Microsoft has a come-from-behind strategy that’s working in search and could eventually pay off in smartphones. But it might not be able to use the same strategy for tablets when it finally releases Windows 8 for tablets in late 2012.
With search and mobile, the chain of events went more or less like this:
- Notice a new business that’s generating a lot of money for a competitor, and that might help that competitor threaten Microsoft’s core software businesses — Windows, Office, and/or server software.
- Throw significant resources into building a competitor — including infrastructure, up-staffing, aggressive talent recruitment at all levels, and acquisitions for both features and personnel.
- Pick a key partner that can increase distribution dramatically. Pursue that partner relentlessly.
For search, Microsoft started the process in 2002 and completed it with the Yahoo partnership in 2009. Since then, Bing has been gaining market share and mind share — it’s losing money, but it’s also putting a lot of pressure on Google.
For mobile, Microsoft started the process in 2007 and completed it with the Nokia deal announced earlier this year. The success or failure of the strategy won’t be known until the Nokia-Windows Phone handsets are on the market for a year or so.
With tablets, Microsoft is currently well into in phase 2 — the company knew the iPad was coming when it started work on Windows 8 in late 2009, and now has more than 1,000 people working on critical initiatives like porting Windows to ARM processors.
The only problem is part three. Where’s the key partner that can dramatically increase distribution?
Microsoft already has dozens of big partners that sell Windows. One of them, HP, has already voted “no confidence” in Microsoft’s tablet strategy by buying its own OS from Palm and building its own tablet. The others — Dell, Toshiba, Lenovo, and so on — already ship Windows in mass numbers.
Microsoft will probably be able to convince these partners to shift at least some their resources to create Windows tablets. After all, the tablet is just another kind of PC, right?
But if Microsoft is wrong and Steve Jobs is right, and the tablet really is a “post-PC,” then this strategy won’t work. The PC makers will release their new Windows tablets…and a number of consumers who already have an iPad or Xoom or TouchPad or PlayBook will look and say “thanks, got mine already.” The PC makers will go back to what they do best — making inexpensive commodity boxes for businesses and (in some cases) high-end laptops for power users.
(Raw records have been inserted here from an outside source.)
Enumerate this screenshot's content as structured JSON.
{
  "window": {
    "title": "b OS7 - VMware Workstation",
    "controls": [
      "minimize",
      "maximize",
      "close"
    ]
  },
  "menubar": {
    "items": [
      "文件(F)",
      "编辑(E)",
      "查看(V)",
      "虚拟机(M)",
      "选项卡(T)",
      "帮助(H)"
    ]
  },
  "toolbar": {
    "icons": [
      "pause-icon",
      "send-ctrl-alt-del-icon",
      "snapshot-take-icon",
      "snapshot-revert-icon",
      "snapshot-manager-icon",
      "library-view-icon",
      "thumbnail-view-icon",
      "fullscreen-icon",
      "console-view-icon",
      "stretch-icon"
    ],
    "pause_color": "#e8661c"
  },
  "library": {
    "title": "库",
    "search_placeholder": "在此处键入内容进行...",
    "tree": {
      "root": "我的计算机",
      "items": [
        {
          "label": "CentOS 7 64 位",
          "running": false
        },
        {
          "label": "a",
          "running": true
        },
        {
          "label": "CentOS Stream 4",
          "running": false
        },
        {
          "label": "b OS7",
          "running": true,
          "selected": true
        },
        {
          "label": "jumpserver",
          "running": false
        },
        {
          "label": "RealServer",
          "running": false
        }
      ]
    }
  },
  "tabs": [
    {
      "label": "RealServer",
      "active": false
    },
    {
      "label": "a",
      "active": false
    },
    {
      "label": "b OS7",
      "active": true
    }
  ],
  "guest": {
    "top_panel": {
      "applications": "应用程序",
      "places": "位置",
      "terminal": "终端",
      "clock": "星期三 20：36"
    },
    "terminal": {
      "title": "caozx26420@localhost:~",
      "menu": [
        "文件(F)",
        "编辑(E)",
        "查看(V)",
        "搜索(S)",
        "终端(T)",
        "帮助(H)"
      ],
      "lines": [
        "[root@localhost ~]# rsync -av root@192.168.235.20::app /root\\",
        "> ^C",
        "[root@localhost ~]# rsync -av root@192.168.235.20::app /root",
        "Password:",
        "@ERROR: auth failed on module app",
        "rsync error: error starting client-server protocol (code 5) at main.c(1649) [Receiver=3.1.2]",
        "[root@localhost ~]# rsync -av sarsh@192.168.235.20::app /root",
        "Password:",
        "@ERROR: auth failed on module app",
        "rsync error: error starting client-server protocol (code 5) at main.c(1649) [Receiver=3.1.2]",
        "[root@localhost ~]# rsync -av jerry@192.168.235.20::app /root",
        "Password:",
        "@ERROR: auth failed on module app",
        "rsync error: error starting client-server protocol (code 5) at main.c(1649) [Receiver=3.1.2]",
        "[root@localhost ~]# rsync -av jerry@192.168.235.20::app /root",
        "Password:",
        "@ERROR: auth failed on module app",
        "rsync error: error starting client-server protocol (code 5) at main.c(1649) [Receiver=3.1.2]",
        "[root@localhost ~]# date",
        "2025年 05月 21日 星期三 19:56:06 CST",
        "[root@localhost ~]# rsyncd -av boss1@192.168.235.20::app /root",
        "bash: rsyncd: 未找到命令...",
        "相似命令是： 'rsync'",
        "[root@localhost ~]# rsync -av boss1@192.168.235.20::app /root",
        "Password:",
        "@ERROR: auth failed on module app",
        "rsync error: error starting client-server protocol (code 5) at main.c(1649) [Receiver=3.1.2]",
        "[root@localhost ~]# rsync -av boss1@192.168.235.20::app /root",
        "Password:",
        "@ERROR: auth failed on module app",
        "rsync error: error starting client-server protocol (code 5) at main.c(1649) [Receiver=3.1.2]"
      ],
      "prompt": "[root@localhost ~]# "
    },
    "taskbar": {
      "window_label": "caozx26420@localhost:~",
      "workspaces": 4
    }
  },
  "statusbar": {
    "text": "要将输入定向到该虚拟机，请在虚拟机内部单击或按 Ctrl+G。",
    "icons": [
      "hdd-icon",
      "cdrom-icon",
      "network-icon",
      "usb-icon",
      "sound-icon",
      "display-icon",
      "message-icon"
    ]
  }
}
The only answers then will be for Microsoft to get into the hardware business itself, or to accept that it’s lost a percentage — 10%, maybe 20% — of the consumer PC market and adjust expectations and strategy accordingly.